Sponsored By
An organization or individual has paid for the creation of this work but did not approve or review it.

ADVERTISEMENT

ADVERTISEMENT

Austin Utilities joins social media train

Austin Utilities will soon join the ever-growing world of social media.

It will be part of an Opower social energy application being developed with Facebook and the National Resources Defense Council. The app will give customers a chance to compare their energy use with friends and compete in savings challenges through Facebook.

"So many folks are using social media, and we're just finally getting to that level," said Dave Thompson, residential account representative for Austin Utilities. "One more way for us to connect to our customers."

Those who decide to get on board with the Facebook app will be able to compare themselves to their network of friends when it comes to utilities.
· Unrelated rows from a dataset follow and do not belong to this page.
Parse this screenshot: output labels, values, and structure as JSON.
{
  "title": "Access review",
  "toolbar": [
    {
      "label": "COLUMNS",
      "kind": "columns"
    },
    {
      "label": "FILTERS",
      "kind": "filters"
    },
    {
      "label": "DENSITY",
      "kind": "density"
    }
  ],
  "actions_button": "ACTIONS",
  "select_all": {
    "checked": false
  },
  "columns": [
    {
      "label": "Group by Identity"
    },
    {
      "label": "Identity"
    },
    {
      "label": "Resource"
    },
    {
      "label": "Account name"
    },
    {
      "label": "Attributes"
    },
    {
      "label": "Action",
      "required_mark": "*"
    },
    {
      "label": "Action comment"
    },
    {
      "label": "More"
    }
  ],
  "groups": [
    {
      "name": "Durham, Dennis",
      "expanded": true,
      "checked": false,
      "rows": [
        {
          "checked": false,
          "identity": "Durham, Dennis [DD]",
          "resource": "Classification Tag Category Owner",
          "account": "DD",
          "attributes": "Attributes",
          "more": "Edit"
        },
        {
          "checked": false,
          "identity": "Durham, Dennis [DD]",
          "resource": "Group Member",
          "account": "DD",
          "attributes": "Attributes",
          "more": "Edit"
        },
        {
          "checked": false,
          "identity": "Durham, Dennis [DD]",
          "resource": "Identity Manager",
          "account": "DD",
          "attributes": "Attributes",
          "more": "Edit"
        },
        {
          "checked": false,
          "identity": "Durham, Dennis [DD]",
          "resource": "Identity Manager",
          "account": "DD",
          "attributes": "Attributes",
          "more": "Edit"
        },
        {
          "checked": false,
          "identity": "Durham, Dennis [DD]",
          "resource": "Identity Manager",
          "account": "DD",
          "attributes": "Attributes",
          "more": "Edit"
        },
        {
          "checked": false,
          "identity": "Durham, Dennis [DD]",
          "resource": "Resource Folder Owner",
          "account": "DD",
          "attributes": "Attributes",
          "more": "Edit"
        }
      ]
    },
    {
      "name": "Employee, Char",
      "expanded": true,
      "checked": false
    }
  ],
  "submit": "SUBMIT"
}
Thompson hopes it will spark an interest or desire to compete to "be a little better than the next guy or your friend."

Austin Utilities customers will be able to choose if they would like to participate in the app, which will be available early next year. When there is a firm date of release, Austin Utilities will send out more information in its newsletter and do some promotional work to get the word out.

ADVERTISEMENT

Owatonna Public Utilities and Rochester Public Utilities also will be part of the social media app.

Austin Utilities has had zero social media presence up until this Facebook app, which is why it's so excited to be able to finally jump into this area, Thompson said.

"We're looking forward to getting in there," he said. "We just hope that this brings us to the next level."

What To Read Next
Keegan Bronson was diagnosed with cancer a few months ago. He's got an uphill battle, but he's too determined to let cancer derail his life.
Southeast Minnesota remains an area of low community transmission of COVID-19, but rates more than doubled in some counties last week, according to CDC data.
PrairieCare mental health experts share tips to recognize, avoid burnout.
Almost a decade after Mayo Clinic purchased it, the fate of the former Lourdes High School complex at 621 W. Center St./19 Sixth Ave. NW remains in limbo.